Since 1999, the HACU*DOL/ETA partnership has sponsored a series of conferences at locations throughout the country enlisting HACU’s membership as frontline leaders in Hispanic higher education and community workforce training initiatives. Texas A&M University at Corpus Christi and Santa Monica College in California sponsored workforce development forums in 2003.

“We applaud the ongoing commitment to this project from our member colleges and universities, which are at the forefront of every substantial effort to bring advanced knowledge and lifelong career advancement tools to our Hispanic communities,” said HACU President and CEO Antonio R. Flores.

“Certainly, the entire nation has a stake in their efforts. Hispanics already make up one of every three new workers joining the U.S. labor force today. Hispanics will have a profound impact on our country’s future economic strength and security,” Flores said. “HACU applauds the U.S. Department of Labor for its commitment to a successful future for our Hispanic communities and for our country.”

Hispanics make up the country’s youngest and largest ethnic population, but also suffer the lowest high school and college graduation rates of any major population group. Hispanics also suffer disproportionately high poverty rates (exceeding 20 percent), and remain severely under-represented in the highest-paying professions in the fastest-growing fields of work now demanding advanced college degrees.

“In today’s uncertain economy, in which low-wage jobs that do not require a college degree are fast disappearing, this partnership is directly addressing the need to rapidly open new doors to college and higher paying jobs for our Hispanic communities,” said Tony Leiva, HACU’s DOL/ETA Program Manager at HACU national headquarters in San Antonio, Texas. “This partnership is making a real difference.”

The partnership between HACU and DOL/ETA was formed following passage of the national Workforce Investment Act of 1998, which replaced the myriad programs of the old Job Training Partnership Act with a newly centralized approach to combining job training and employment systems that also invited innovative new partnerships.

The country’s Hispanic-Serving Institutions (HSIs), which are defined as having a student enrollment that is at least 25 percent Hispanic, were quickly enlisted, often as lead partners in projects targeting multicultural populations and also embracing community organizations and local and state workforce development boards.

Many HACU-member HSIs have become home to one-stop career centers, which post job openings and skills training opportunities for every member of the community.
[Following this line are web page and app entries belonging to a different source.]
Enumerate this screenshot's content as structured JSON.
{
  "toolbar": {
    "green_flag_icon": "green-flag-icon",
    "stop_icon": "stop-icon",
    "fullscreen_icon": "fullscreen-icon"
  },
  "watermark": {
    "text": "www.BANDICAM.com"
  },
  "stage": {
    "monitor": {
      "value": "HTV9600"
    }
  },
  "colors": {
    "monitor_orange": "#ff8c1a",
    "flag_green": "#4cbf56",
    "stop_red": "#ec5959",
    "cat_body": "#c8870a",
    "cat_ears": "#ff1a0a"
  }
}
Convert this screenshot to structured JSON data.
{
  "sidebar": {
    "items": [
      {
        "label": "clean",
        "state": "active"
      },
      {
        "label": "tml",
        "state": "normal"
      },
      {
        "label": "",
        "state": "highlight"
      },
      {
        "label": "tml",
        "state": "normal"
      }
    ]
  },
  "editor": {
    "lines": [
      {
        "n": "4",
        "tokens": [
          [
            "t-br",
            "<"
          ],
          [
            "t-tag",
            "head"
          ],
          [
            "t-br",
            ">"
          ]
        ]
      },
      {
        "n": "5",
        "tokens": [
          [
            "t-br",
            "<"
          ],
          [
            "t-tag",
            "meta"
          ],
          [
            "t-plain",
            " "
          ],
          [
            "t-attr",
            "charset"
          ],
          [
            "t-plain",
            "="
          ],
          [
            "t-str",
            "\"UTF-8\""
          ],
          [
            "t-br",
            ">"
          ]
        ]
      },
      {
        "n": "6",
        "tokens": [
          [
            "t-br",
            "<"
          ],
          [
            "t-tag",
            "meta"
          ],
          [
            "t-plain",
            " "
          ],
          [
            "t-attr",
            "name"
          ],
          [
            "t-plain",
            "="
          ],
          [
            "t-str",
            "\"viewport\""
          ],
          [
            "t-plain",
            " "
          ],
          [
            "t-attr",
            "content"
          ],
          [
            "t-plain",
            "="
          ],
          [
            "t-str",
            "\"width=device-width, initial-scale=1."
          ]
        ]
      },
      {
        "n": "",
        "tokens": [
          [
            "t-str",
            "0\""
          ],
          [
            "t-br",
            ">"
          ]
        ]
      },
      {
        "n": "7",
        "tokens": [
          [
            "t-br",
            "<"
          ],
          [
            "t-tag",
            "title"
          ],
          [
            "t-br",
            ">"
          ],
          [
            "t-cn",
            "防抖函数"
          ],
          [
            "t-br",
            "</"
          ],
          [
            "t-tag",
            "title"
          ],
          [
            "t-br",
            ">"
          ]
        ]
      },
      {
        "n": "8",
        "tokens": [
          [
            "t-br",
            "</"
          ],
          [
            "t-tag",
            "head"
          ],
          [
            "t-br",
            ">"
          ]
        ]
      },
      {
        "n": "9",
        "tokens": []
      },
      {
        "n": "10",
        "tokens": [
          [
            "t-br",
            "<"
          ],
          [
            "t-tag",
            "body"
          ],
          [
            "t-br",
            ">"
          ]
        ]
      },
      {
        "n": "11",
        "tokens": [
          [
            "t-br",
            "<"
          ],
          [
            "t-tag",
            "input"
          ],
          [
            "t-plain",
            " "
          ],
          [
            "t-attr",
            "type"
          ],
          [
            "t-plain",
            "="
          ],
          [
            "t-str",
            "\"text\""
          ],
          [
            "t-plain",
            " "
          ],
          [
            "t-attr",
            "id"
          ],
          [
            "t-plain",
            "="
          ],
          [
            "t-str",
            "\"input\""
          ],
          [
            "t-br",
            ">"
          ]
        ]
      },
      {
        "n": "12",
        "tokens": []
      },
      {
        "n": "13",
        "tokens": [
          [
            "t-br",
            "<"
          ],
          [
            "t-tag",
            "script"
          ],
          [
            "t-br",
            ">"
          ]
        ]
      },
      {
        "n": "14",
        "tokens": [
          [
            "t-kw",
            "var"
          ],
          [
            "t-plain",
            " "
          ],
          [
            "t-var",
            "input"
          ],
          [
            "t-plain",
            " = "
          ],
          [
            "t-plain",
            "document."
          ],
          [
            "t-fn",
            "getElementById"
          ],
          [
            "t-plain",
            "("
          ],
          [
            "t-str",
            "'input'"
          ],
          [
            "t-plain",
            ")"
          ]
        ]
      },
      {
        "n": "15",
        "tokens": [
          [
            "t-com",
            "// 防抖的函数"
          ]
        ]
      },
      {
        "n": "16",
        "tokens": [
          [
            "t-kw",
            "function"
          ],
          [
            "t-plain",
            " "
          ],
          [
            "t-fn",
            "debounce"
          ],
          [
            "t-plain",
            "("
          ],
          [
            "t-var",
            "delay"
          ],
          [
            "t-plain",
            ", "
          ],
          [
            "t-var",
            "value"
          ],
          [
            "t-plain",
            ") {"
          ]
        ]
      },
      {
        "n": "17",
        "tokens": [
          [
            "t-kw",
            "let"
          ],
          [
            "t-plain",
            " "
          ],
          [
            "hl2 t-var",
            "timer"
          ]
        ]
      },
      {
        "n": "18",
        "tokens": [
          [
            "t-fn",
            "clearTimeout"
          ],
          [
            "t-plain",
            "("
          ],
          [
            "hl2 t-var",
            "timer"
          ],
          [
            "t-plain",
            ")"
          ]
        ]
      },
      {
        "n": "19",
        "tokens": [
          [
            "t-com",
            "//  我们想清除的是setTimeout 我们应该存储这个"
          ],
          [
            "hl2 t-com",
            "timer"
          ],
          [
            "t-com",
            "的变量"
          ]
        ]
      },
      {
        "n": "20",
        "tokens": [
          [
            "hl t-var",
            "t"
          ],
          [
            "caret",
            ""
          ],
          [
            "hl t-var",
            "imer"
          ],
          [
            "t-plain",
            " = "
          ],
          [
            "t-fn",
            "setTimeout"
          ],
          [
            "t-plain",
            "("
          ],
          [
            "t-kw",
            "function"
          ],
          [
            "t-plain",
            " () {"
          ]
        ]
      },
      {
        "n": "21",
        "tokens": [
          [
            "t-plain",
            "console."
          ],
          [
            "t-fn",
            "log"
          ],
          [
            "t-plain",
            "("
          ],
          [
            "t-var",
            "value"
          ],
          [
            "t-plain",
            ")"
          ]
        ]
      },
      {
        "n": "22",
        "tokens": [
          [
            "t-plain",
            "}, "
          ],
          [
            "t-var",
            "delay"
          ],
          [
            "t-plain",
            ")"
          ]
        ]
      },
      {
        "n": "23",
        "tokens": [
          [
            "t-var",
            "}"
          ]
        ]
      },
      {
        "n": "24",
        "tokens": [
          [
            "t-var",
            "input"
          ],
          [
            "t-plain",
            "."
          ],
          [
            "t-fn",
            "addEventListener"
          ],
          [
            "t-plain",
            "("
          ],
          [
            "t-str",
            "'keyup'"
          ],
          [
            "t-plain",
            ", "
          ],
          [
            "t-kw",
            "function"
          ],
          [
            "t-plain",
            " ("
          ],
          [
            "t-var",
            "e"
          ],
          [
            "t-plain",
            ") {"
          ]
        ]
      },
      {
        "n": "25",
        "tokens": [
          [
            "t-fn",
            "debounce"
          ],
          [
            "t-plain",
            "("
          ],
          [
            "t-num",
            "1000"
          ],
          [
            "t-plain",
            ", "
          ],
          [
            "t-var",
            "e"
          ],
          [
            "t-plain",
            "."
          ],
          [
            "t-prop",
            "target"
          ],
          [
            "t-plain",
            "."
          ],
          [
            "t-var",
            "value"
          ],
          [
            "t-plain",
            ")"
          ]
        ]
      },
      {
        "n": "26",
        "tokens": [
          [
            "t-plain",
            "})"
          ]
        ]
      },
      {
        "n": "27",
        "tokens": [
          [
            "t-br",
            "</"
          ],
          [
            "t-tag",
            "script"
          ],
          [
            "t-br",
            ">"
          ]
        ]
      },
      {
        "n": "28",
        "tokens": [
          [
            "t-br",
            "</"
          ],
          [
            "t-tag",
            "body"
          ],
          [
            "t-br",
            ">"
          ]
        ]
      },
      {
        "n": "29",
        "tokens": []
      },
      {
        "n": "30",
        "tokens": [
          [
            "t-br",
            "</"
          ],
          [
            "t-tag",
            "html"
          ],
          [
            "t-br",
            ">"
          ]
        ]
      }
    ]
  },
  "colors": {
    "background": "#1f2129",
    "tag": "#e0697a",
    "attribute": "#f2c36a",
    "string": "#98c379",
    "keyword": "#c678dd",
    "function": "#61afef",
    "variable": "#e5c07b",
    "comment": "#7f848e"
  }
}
Other HSIs are active partners in outreach that extends beyond their campus borders in initiatives that can range from providing academic and job support for high school dropouts to continuing education for college graduates seeking new career directions.

Several HSIs are working directly with employers. Eastern New Mexico University in Roswell became partners with the state’s aviation sector to provide training designed to meet aviation industry needs. In New York, LaGuardia Community College and New York City Technical College are part of a consortium developing telecommunications industry training programs. In Texas, El Paso Community College is assisting dislocated workers with GED classes and training for computer and manufacturing industry jobs.

Other HSIs are working with “at-risk” students in high school and middle school to prepare early for college degrees and rewarding careers. The University of California at San Diego hosted a youth achievement camp for area youngsters that also invited their parents along on campus tours. The City University of New York is a partner in the Hostos-Lincoln Academy for “at-risk” high school students, which has sent 90 percent of its graduating classes on to college.

For more information about the HACU*DOL/ETA partnership and the upcoming conferences in Texas and Florida, contact Tony Leiva, HACU’s DOL/ETA Program Manager, at (210) 692-3805, ext. 3222. Or visit www.hacu.net.